**HOW TO COMPLETE THIS TASK**
All lines of the listing that contain "tone" should be shown in full.
[RECORD EXCERPTS — start]
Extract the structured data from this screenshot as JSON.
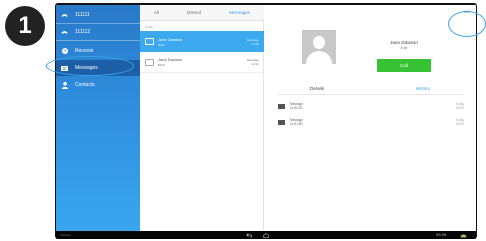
{
  "step_number": "1",
  "sidebar": {
    "items": [
      {
        "label": "111111",
        "icon": "phone-icon"
      },
      {
        "label": "111112",
        "icon": "phone-icon"
      },
      {
        "label": "Recents",
        "icon": "clock-icon"
      },
      {
        "label": "Messages",
        "icon": "message-icon",
        "active": true
      },
      {
        "label": "Contacts",
        "icon": "person-icon"
      }
    ]
  },
  "tabs": {
    "all": "All",
    "missed": "Missed",
    "messages": "Messages",
    "active": "Messages"
  },
  "list": {
    "date_header": "Today",
    "rows": [
      {
        "name": "Jane Dawson",
        "number": "8610",
        "type": "Message",
        "time": "14:32",
        "selected": true
      },
      {
        "name": "Jane Dawson",
        "number": "8610",
        "type": "Message",
        "time": "14:31",
        "selected": false
      }
    ]
  },
  "detail": {
    "menu_glyph": "•••",
    "contact_name": "Jane Dawson",
    "contact_number": "8 sb",
    "call_label": "Call",
    "tab_details": "Details",
    "tab_history": "History",
    "history": [
      {
        "title": "Message",
        "sub": "14:32:30",
        "date": "Today",
        "time": "09:26"
      },
      {
        "title": "Message",
        "sub": "14:31:50",
        "date": "Today",
        "time": "09:26"
      }
    ]
  },
  "navbar": {
    "left_text": "Libernet",
    "clock": "09:26"
  },
  "colors": {
    "accent": "#3aa6ef",
    "call_green": "#37c233",
    "sidebar_active": "#1d5fa6",
    "highlight_ring": "#3aa6ea"
  }
}
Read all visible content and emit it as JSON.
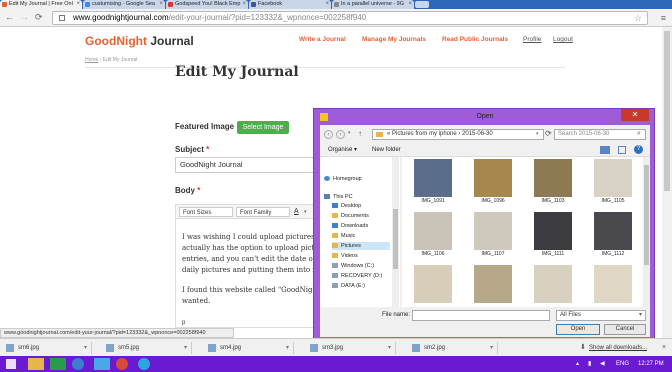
{
  "browser": {
    "tabs": [
      {
        "label": "Edit My Journal | Free Onl",
        "active": true,
        "color": "#e8602e"
      },
      {
        "label": "custumising - Google Sea",
        "active": false,
        "color": "#4285f4"
      },
      {
        "label": "Godspeed You! Black Emp",
        "active": false,
        "color": "#d33"
      },
      {
        "label": "Facebook",
        "active": false,
        "color": "#3b5998"
      },
      {
        "label": "In a parallel universe - 9G",
        "active": false,
        "color": "#888"
      }
    ],
    "url_host": "www.goodnightjournal.com",
    "url_path": "/edit-your-journal/?pid=123332&_wpnonce=002258f940",
    "status_url": "www.goodnightjournal.com/edit-your-journal/?pid=123332&_wpnonce=002258f940"
  },
  "site": {
    "logo_a": "GoodNight",
    "logo_b": " Journal",
    "nav": [
      "Write a Journal",
      "Manage My Journals",
      "Read Public Journals",
      "Profile",
      "Logout"
    ],
    "breadcrumb_home": "Home",
    "breadcrumb_current": " › Edit My Journal",
    "page_title": "Edit My Journal",
    "featured_label": "Featured Image",
    "select_image": "Select Image",
    "subject_label": "Subject",
    "required_mark": "*",
    "subject_value": "GoodNight Journal",
    "body_label": "Body",
    "font_sizes": "Font Sizes",
    "font_family": "Font Family",
    "body_lines": [
      "I was wishing I could upload pictures to",
      "actually has the option to upload pictur",
      "entries, and you can't edit the date of th",
      "daily pictures and putting them into m",
      "",
      "I found this website called \"GoodNight",
      "wanted."
    ],
    "path_tag": "p"
  },
  "dialog": {
    "title": "Open",
    "path": "«  Pictures from my iphone  ›  2015-06-30",
    "search_placeholder": "Search 2015-06-30",
    "organise": "Organise ▾",
    "new_folder": "New folder",
    "tree": [
      {
        "label": "Homegroup",
        "indent": 0
      },
      {
        "label": "This PC",
        "indent": 0
      },
      {
        "label": "Desktop",
        "indent": 1
      },
      {
        "label": "Documents",
        "indent": 1
      },
      {
        "label": "Downloads",
        "indent": 1
      },
      {
        "label": "Music",
        "indent": 1
      },
      {
        "label": "Pictures",
        "indent": 1,
        "selected": true
      },
      {
        "label": "Videos",
        "indent": 1
      },
      {
        "label": "Windows (C:)",
        "indent": 1
      },
      {
        "label": "RECOVERY (D:)",
        "indent": 1
      },
      {
        "label": "DATA (E:)",
        "indent": 1
      }
    ],
    "files": [
      {
        "name": "IMG_1091",
        "tone": "#5a6e8c"
      },
      {
        "name": "IMG_1096",
        "tone": "#a6884f"
      },
      {
        "name": "IMG_1103",
        "tone": "#8e7a52"
      },
      {
        "name": "IMG_1105",
        "tone": "#d8d2c6"
      },
      {
        "name": "IMG_1106",
        "tone": "#c9c3b7"
      },
      {
        "name": "IMG_1107",
        "tone": "#cfc9bd"
      },
      {
        "name": "IMG_1111",
        "tone": "#3c3c40"
      },
      {
        "name": "IMG_1112",
        "tone": "#4a4a4e"
      },
      {
        "name": "",
        "tone": "#d7cdb8"
      },
      {
        "name": "",
        "tone": "#b8a88a"
      },
      {
        "name": "",
        "tone": "#d9d1c0"
      },
      {
        "name": "",
        "tone": "#e0d6c4"
      }
    ],
    "file_name_label": "File name:",
    "file_type": "All Files",
    "open_btn": "Open",
    "cancel_btn": "Cancel"
  },
  "downloads": {
    "items": [
      "sm6.jpg",
      "sm5.jpg",
      "sm4.jpg",
      "sm3.jpg",
      "sm2.jpg"
    ],
    "show_all": "Show all downloads...",
    "close": "×"
  },
  "taskbar": {
    "lang": "ENG",
    "time": "12:27 PM",
    "color": "#6a1bd1"
  }
}
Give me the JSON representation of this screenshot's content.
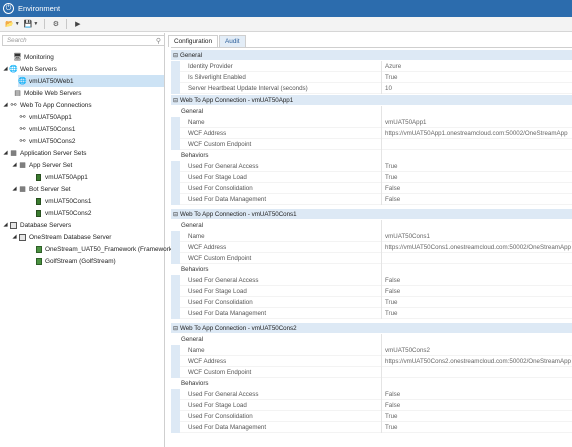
{
  "window": {
    "title": "Environment"
  },
  "toolbar": {
    "buttons": [
      {
        "icon": "open-folder-icon",
        "glyph": "📂"
      },
      {
        "icon": "save-icon",
        "glyph": "💾"
      },
      {
        "icon": "gear-icon",
        "glyph": "⚙"
      },
      {
        "icon": "play-icon",
        "glyph": "▶"
      }
    ]
  },
  "search": {
    "placeholder": "Search"
  },
  "tree": {
    "monitoring": "Monitoring",
    "web_servers": "Web Servers",
    "vmUAT50Web1": "vmUAT50Web1",
    "mobile_web_servers": "Mobile Web Servers",
    "web_to_app": "Web To App Connections",
    "app1": "vmUAT50App1",
    "cons1": "vmUAT50Cons1",
    "cons2": "vmUAT50Cons2",
    "app_server_sets": "Application Server Sets",
    "app_server_set": "App Server Set",
    "app_set_app1": "vmUAT50App1",
    "bot_server_set": "Bot Server Set",
    "bot_cons1": "vmUAT50Cons1",
    "bot_cons2": "vmUAT50Cons2",
    "database_servers": "Database Servers",
    "onestream_db_server": "OneStream Database Server",
    "db_framework": "OneStream_UAT50_Framework (Framework)",
    "db_golf": "GolfStream (GolfStream)"
  },
  "tabs": {
    "configuration": "Configuration",
    "audit": "Audit"
  },
  "grid": {
    "general": {
      "header": "General",
      "identity_provider": {
        "label": "Identity Provider",
        "value": "Azure"
      },
      "silverlight": {
        "label": "Is Silverlight Enabled",
        "value": "True"
      },
      "heartbeat": {
        "label": "Server Heartbeat Update Interval (seconds)",
        "value": "10"
      }
    },
    "conn1": {
      "header": "Web To App Connection - vmUAT50App1",
      "general": "General",
      "name": {
        "label": "Name",
        "value": "vmUAT50App1"
      },
      "wcf": {
        "label": "WCF Address",
        "value": "https://vmUAT50App1.onestreamcloud.com:50002/OneStreamApp"
      },
      "custom": {
        "label": "WCF Custom Endpoint",
        "value": ""
      },
      "behaviors": "Behaviors",
      "general_access": {
        "label": "Used For General Access",
        "value": "True"
      },
      "stage_load": {
        "label": "Used For Stage Load",
        "value": "True"
      },
      "consolidation": {
        "label": "Used For Consolidation",
        "value": "False"
      },
      "data_mgmt": {
        "label": "Used For Data Management",
        "value": "False"
      }
    },
    "conn2": {
      "header": "Web To App Connection - vmUAT50Cons1",
      "general": "General",
      "name": {
        "label": "Name",
        "value": "vmUAT50Cons1"
      },
      "wcf": {
        "label": "WCF Address",
        "value": "https://vmUAT50Cons1.onestreamcloud.com:50002/OneStreamApp"
      },
      "custom": {
        "label": "WCF Custom Endpoint",
        "value": ""
      },
      "behaviors": "Behaviors",
      "general_access": {
        "label": "Used For General Access",
        "value": "False"
      },
      "stage_load": {
        "label": "Used For Stage Load",
        "value": "False"
      },
      "consolidation": {
        "label": "Used For Consolidation",
        "value": "True"
      },
      "data_mgmt": {
        "label": "Used For Data Management",
        "value": "True"
      }
    },
    "conn3": {
      "header": "Web To App Connection - vmUAT50Cons2",
      "general": "General",
      "name": {
        "label": "Name",
        "value": "vmUAT50Cons2"
      },
      "wcf": {
        "label": "WCF Address",
        "value": "https://vmUAT50Cons2.onestreamcloud.com:50002/OneStreamApp"
      },
      "custom": {
        "label": "WCF Custom Endpoint",
        "value": ""
      },
      "behaviors": "Behaviors",
      "general_access": {
        "label": "Used For General Access",
        "value": "False"
      },
      "stage_load": {
        "label": "Used For Stage Load",
        "value": "False"
      },
      "consolidation": {
        "label": "Used For Consolidation",
        "value": "True"
      },
      "data_mgmt": {
        "label": "Used For Data Management",
        "value": "True"
      }
    }
  }
}
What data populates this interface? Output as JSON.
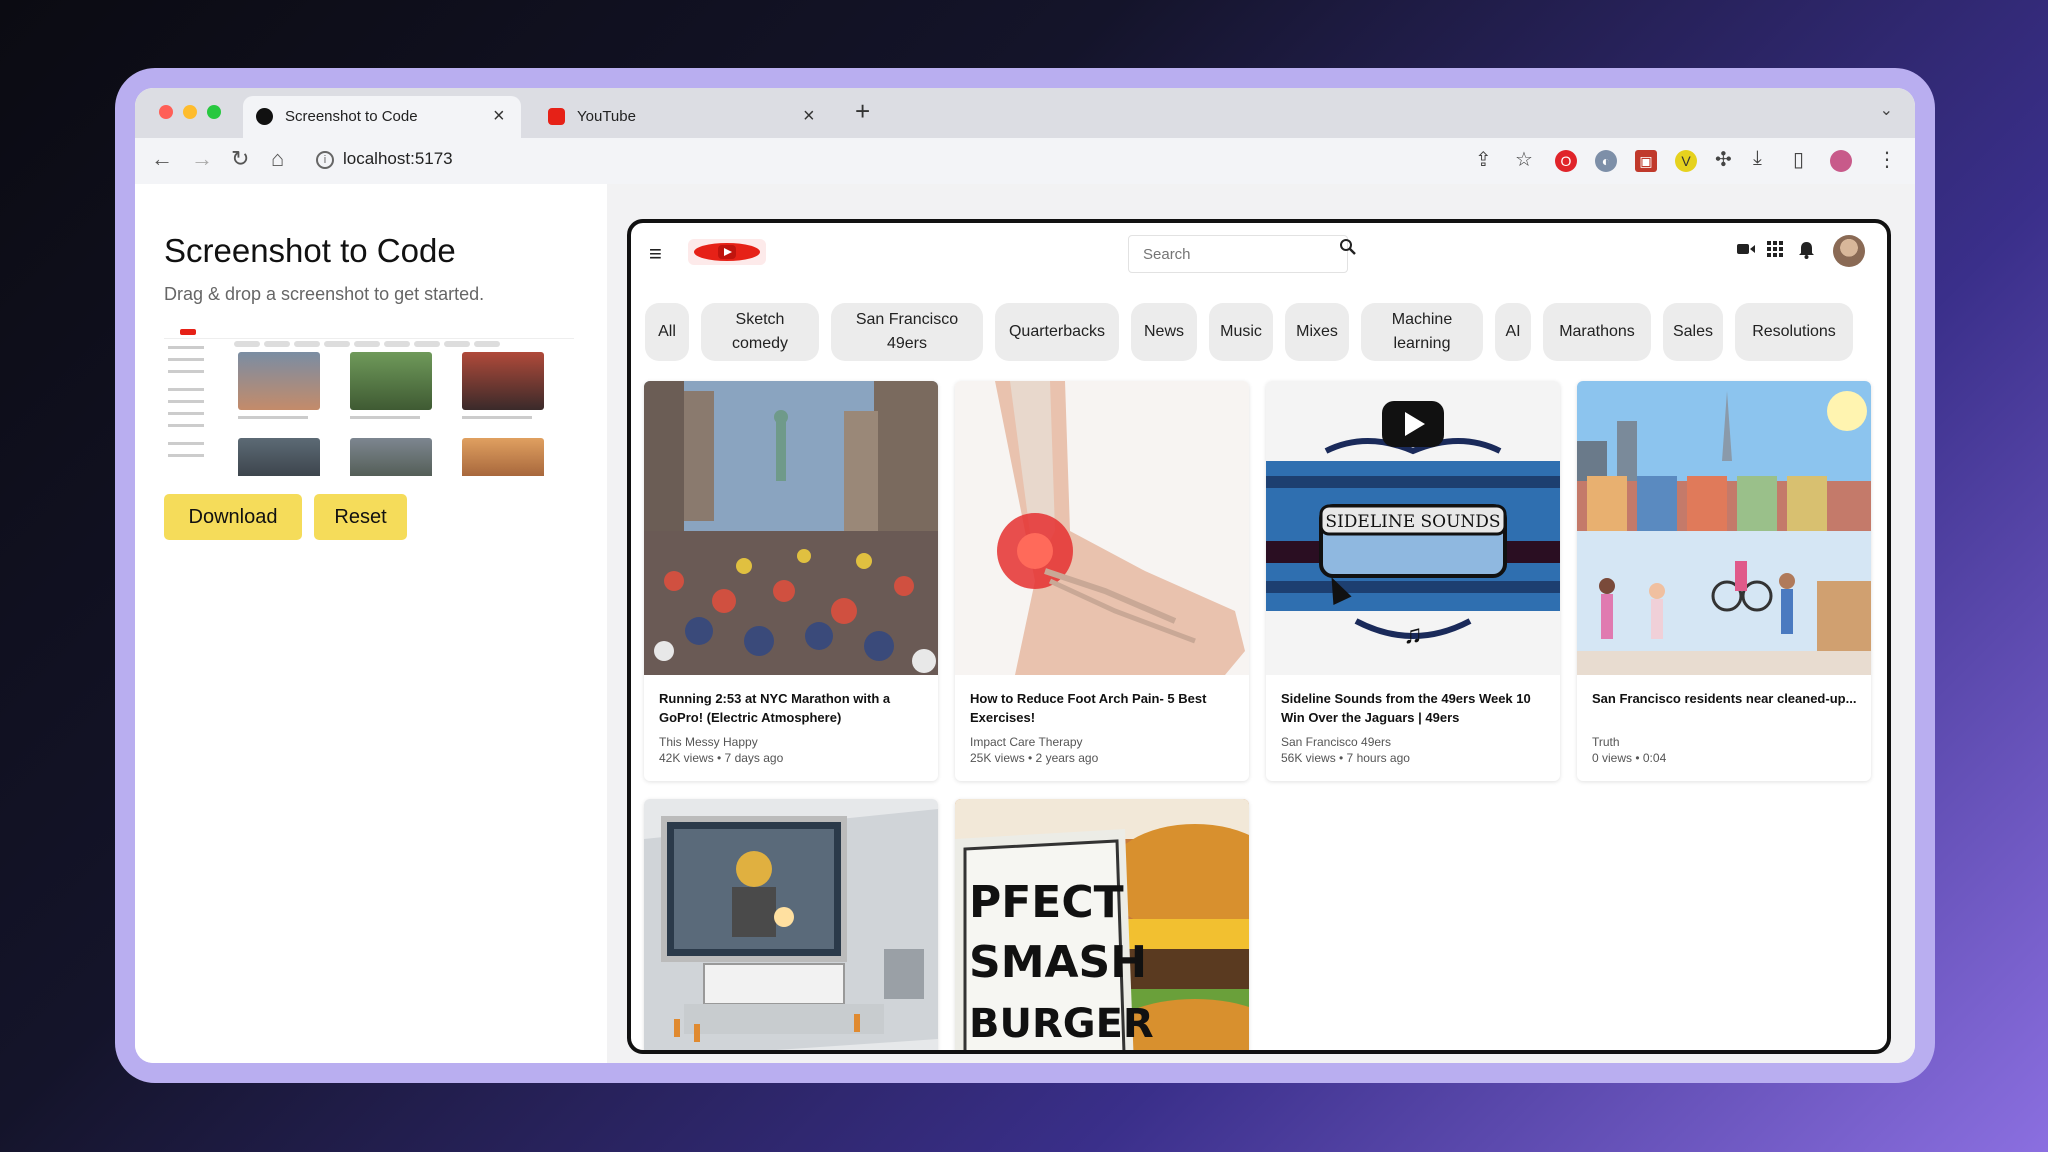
{
  "browser": {
    "tabs": [
      {
        "label": "Screenshot to Code"
      },
      {
        "label": "YouTube"
      }
    ],
    "url": "localhost:5173"
  },
  "left": {
    "title": "Screenshot to Code",
    "subtitle": "Drag & drop a screenshot to get started.",
    "download_label": "Download",
    "reset_label": "Reset"
  },
  "preview": {
    "search_placeholder": "Search",
    "chips": [
      {
        "line1": "All",
        "line2": ""
      },
      {
        "line1": "Sketch",
        "line2": "comedy"
      },
      {
        "line1": "San Francisco",
        "line2": "49ers"
      },
      {
        "line1": "Quarterbacks",
        "line2": ""
      },
      {
        "line1": "News",
        "line2": ""
      },
      {
        "line1": "Music",
        "line2": ""
      },
      {
        "line1": "Mixes",
        "line2": ""
      },
      {
        "line1": "Machine",
        "line2": "learning"
      },
      {
        "line1": "AI",
        "line2": ""
      },
      {
        "line1": "Marathons",
        "line2": ""
      },
      {
        "line1": "Sales",
        "line2": ""
      },
      {
        "line1": "Resolutions",
        "line2": ""
      }
    ],
    "videos": [
      {
        "title": "Running 2:53 at NYC Marathon with a GoPro! (Electric Atmosphere)",
        "channel": "This Messy Happy",
        "stats": "42K views • 7 days ago"
      },
      {
        "title": "How to Reduce Foot Arch Pain- 5 Best Exercises!",
        "channel": "Impact Care Therapy",
        "stats": "25K views • 2 years ago"
      },
      {
        "title": "Sideline Sounds from the 49ers Week 10 Win Over the Jaguars | 49ers",
        "channel": "San Francisco 49ers",
        "stats": "56K views • 7 hours ago"
      },
      {
        "title": "San Francisco residents near cleaned-up...",
        "channel": "Truth",
        "stats": "0 views • 0:04"
      },
      {
        "title": "",
        "channel": "",
        "stats": ""
      },
      {
        "title": "",
        "channel": "",
        "stats": ""
      }
    ],
    "thumb_text": {
      "sideline": "SIDELINE SOUNDS",
      "burger": [
        "PFECT",
        "SMASH",
        "BURGER"
      ]
    }
  },
  "colors": {
    "accent_yellow": "#f5dc5a",
    "youtube_red": "#e62117",
    "mac_red": "#ff5f57",
    "mac_yellow": "#febc2e",
    "mac_green": "#28c840"
  }
}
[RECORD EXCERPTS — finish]
**EXPECTED ANSWER**
        "tone": "#5a6e8c"
        "tone": "#a6884f"
        "tone": "#8e7a52"
        "tone": "#d8d2c6"
        "tone": "#c9c3b7"
        "tone": "#cfc9bd"
        "tone": "#3c3c40"
        "tone": "#4a4a4e"
        "tone": "#d7cdb8"
        "tone": "#b8a88a"
        "tone": "#d9d1c0"
        "tone": "#e0d6c4"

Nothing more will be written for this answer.